"Headin' Inside" - Surf City
Fingertips doesn't much traffic in genres and here's a great example of why: if asked, I would not claim surf rock as a particular favorite, or garage rock, or anything that sounds lo-fi or DIY-ish. "Headin' Inside" is pretty much a blend of all three, and this--go figure--I pretty much love. So, look: it's not about the genre, people. It's about the music. If "melodic, spirited, intelligent pop" were a genre, then maybe I'd sign up as a fan.

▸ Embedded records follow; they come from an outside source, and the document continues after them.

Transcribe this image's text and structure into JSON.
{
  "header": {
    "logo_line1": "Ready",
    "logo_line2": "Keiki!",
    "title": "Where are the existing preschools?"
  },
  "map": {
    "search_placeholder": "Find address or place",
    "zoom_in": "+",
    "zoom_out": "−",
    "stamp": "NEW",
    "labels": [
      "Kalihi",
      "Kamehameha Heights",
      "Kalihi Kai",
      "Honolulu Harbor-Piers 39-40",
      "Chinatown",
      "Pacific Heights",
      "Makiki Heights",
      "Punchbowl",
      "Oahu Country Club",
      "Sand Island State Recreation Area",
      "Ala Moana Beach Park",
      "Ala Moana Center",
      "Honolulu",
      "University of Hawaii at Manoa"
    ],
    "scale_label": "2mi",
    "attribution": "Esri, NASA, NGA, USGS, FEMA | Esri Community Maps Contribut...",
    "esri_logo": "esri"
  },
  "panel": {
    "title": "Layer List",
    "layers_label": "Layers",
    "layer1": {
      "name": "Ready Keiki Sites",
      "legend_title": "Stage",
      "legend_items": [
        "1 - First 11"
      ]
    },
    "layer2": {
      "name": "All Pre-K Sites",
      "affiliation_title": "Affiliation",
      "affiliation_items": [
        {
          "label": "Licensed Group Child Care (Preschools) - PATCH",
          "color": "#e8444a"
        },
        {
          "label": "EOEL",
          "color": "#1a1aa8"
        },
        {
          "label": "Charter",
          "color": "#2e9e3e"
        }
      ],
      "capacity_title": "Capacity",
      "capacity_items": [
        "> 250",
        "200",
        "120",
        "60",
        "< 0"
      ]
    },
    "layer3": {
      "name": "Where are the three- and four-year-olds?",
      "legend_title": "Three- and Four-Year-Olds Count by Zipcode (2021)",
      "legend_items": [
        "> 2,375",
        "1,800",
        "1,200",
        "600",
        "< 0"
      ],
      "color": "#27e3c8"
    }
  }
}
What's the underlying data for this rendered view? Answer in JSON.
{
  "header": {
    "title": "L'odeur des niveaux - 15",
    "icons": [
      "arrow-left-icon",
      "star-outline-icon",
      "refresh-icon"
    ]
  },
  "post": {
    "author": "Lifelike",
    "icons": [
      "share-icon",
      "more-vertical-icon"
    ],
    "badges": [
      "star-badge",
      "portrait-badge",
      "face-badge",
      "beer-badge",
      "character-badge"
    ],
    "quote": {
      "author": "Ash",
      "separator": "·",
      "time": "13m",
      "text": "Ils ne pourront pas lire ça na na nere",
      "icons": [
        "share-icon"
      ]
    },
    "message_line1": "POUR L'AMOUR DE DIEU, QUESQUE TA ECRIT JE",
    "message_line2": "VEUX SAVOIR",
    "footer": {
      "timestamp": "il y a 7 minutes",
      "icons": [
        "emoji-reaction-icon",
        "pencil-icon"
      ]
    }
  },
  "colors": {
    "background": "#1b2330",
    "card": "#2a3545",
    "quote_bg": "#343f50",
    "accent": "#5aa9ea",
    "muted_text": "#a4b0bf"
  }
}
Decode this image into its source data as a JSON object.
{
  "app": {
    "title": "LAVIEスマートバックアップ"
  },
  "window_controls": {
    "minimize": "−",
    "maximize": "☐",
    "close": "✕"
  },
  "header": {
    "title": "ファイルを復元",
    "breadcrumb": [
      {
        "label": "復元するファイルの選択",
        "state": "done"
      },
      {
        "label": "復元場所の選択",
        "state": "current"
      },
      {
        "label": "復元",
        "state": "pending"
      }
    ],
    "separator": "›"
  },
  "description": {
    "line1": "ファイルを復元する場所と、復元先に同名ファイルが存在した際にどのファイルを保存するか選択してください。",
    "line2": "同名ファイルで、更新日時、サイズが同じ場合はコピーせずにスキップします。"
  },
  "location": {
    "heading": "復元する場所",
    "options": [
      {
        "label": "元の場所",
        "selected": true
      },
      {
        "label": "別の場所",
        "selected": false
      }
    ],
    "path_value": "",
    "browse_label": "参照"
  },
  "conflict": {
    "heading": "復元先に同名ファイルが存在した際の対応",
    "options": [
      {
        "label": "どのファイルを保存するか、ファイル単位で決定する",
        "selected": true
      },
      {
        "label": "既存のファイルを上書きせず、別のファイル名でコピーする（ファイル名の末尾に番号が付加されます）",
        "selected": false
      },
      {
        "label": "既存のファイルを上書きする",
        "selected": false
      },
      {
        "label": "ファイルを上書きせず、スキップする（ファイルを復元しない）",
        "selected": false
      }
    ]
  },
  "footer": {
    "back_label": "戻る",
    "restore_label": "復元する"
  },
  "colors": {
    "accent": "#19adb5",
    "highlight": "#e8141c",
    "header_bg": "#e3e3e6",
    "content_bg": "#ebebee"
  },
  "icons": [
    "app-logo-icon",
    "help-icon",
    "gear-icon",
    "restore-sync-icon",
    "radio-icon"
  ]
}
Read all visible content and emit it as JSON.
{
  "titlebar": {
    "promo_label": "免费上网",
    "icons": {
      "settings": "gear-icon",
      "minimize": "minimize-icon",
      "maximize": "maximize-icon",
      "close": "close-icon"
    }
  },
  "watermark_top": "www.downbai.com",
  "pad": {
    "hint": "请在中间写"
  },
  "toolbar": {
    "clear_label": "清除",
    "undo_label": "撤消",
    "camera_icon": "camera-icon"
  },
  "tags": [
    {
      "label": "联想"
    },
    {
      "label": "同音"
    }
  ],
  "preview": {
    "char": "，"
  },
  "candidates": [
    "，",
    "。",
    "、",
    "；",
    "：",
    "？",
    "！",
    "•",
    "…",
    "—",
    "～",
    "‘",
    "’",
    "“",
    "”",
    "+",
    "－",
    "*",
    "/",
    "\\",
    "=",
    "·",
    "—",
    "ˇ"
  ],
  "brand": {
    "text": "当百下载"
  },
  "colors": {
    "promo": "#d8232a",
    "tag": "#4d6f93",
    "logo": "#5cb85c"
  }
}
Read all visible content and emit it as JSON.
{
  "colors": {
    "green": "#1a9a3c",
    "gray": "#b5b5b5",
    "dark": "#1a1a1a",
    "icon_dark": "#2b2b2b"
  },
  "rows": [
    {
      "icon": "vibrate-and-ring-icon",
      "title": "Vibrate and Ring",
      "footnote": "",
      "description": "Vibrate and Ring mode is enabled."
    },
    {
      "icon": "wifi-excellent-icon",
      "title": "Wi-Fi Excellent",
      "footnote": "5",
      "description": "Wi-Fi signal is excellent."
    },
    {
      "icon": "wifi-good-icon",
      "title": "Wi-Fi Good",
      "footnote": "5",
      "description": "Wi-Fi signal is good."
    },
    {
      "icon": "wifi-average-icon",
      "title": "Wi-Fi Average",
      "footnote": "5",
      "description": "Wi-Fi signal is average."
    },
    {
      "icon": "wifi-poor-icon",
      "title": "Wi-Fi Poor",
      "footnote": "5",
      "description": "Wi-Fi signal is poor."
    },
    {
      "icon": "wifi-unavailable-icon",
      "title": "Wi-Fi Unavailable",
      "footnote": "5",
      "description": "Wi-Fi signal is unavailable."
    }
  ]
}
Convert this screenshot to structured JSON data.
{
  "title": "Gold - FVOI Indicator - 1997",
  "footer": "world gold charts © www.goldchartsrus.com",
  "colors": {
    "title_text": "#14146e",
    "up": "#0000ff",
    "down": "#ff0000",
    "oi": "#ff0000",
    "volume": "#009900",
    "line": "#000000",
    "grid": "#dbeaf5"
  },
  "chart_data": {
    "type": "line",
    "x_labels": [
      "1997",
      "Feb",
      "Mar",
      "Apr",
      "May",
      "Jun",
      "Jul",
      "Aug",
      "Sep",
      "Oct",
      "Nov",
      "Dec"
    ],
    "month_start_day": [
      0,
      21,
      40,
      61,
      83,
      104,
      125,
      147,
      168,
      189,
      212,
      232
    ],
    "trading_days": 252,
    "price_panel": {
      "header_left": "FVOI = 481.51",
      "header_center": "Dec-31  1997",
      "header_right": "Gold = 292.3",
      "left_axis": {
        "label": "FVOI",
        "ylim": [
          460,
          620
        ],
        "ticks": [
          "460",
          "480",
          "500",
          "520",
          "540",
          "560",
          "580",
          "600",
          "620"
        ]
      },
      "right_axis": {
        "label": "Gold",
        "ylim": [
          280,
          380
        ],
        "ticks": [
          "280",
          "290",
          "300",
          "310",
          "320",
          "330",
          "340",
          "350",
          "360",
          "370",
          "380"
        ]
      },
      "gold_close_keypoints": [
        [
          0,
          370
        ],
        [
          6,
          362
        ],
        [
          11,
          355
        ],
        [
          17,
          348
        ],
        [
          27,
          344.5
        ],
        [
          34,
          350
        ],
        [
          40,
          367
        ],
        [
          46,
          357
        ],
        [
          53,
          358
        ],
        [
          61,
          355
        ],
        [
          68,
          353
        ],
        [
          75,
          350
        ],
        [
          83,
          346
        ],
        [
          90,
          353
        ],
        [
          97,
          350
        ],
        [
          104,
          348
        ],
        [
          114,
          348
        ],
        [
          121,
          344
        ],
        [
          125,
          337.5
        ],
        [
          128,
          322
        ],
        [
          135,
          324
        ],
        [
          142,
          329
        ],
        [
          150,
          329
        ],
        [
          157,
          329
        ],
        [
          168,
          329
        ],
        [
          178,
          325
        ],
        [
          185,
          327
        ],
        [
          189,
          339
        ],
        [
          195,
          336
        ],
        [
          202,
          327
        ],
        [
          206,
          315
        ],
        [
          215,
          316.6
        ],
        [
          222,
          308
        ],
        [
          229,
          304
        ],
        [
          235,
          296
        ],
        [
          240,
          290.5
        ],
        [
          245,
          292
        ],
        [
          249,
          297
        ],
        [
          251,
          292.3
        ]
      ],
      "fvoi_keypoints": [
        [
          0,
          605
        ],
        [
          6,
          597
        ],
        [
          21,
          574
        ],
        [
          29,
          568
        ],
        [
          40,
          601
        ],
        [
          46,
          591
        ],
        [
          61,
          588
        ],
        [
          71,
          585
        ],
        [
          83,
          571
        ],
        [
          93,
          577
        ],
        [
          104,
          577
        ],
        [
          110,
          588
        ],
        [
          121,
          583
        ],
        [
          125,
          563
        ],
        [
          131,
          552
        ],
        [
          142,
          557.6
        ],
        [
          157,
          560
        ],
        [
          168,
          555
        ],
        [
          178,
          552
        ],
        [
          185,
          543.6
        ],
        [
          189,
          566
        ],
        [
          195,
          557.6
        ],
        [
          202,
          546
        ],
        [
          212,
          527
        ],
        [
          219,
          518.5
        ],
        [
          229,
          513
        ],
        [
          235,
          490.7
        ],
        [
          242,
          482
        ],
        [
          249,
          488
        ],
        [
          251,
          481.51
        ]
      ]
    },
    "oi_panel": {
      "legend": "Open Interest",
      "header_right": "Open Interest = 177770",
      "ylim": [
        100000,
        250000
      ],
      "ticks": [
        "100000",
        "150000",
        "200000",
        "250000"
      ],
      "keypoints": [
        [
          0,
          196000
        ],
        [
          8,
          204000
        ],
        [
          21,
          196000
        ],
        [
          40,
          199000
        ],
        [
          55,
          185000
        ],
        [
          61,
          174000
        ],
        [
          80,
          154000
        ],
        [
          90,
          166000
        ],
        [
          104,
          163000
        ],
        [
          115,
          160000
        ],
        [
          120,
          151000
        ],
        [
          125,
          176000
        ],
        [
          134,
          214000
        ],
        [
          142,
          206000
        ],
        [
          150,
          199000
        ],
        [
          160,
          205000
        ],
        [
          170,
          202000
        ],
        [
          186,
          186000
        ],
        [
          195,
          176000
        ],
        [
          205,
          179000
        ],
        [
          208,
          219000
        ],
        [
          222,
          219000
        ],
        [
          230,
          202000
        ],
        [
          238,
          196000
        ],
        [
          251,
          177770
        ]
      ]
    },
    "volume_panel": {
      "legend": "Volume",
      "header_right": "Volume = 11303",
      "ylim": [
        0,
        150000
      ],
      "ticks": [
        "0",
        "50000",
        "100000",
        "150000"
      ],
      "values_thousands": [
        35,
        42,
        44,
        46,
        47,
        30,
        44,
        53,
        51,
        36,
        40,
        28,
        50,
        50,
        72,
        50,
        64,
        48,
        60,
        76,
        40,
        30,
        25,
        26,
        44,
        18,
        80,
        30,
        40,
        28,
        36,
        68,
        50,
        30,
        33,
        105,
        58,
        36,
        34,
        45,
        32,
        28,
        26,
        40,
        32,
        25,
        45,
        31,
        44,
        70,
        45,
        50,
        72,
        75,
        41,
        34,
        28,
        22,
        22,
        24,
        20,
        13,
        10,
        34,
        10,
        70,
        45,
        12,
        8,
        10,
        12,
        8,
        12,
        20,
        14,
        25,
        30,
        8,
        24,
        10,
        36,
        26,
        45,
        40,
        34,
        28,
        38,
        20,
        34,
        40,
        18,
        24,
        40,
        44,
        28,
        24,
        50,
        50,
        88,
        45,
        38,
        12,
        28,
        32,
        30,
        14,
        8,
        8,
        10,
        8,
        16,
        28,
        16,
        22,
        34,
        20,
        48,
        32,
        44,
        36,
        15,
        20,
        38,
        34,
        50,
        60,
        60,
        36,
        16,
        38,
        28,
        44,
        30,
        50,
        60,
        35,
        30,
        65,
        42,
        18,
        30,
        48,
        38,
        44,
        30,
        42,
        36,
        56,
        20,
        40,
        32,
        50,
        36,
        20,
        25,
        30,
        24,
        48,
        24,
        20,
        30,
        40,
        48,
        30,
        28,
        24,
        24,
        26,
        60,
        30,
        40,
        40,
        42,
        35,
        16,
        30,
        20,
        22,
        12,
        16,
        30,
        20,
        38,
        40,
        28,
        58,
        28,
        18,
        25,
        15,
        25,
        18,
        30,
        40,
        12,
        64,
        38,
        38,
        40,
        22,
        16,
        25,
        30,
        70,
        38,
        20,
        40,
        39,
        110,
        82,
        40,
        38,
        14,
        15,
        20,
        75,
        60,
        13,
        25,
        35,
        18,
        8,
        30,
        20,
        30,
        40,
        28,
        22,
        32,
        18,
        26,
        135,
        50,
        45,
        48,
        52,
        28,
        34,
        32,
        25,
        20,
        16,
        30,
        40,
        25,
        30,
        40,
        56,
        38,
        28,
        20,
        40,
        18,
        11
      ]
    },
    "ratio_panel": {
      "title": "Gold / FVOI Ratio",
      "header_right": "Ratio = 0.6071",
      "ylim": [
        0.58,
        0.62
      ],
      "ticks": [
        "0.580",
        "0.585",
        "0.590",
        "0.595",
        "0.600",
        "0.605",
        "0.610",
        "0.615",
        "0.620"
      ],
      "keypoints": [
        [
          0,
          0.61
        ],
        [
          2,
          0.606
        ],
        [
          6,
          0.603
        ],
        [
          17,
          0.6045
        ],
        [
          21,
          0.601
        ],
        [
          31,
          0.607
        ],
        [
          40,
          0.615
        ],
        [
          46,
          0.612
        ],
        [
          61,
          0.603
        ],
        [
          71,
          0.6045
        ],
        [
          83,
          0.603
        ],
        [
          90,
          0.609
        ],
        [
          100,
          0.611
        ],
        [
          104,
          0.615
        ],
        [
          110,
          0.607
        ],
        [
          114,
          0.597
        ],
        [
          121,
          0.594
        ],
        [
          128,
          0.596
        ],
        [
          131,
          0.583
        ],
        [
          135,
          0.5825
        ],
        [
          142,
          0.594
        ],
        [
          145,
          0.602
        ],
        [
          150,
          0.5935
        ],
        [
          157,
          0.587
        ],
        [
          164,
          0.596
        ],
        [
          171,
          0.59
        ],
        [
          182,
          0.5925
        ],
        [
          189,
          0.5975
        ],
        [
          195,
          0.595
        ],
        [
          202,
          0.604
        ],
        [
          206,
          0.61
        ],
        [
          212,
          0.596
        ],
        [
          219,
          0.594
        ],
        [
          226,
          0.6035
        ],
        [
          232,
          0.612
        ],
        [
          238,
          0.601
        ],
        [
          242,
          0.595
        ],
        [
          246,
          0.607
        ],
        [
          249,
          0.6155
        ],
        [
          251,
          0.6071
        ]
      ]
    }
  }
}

Meantime, "Headin' Inside": this one announces "pay attention!" to me in three distinct places. First: after that itchy, half surf-rock/half jangle-rock intro keeps you engaged but on hold, wondering where it's all going, we get, at 0:26, the unforeseen entrance of some sort of flute- or pipe-like instrument playing the melodic refrain; the musical juxtaposition is brilliant in a way words cannot describe. Second: when lead singer Davin Stoddard shouts "one, two, three, four!" for the second time, at 1:04, it leads into a wordless vocal section rather than straight back into a verse; even better, the "oh-oh-ohs" here are sung at half-speed to the verse's melody, and partially syncopated off the beat as well. That's just plain great. But again, I can't really describe why. Third: the chorus, when Stoddard sings, "I'm headin' inside/Yeah I'm headin' outside for a while." Which is it? How can it be both? Am I hearing things? Answers are besides the point when a song has this much infectious momentum. Fourth: when the lyric "What's the matter now?" is repeated (1:32). No other lyrical line is repeated like that, as far as I can tell. Need I bother to add that this moment too is indescribably delightful?
Surf City is a quartet from Auckland that used to be called Kill Surf City (after a Jesus and Mary Chain song) but found that a band in the U.K. had beaten them to the name. "Headin' Inside" is the lead track from the group's self-titled debut EP, released last month on the German label, Morr Music, which is typically an electronica label (see last week's review of B. Fleischmann, below). But maybe they don't let genre get in their way, either.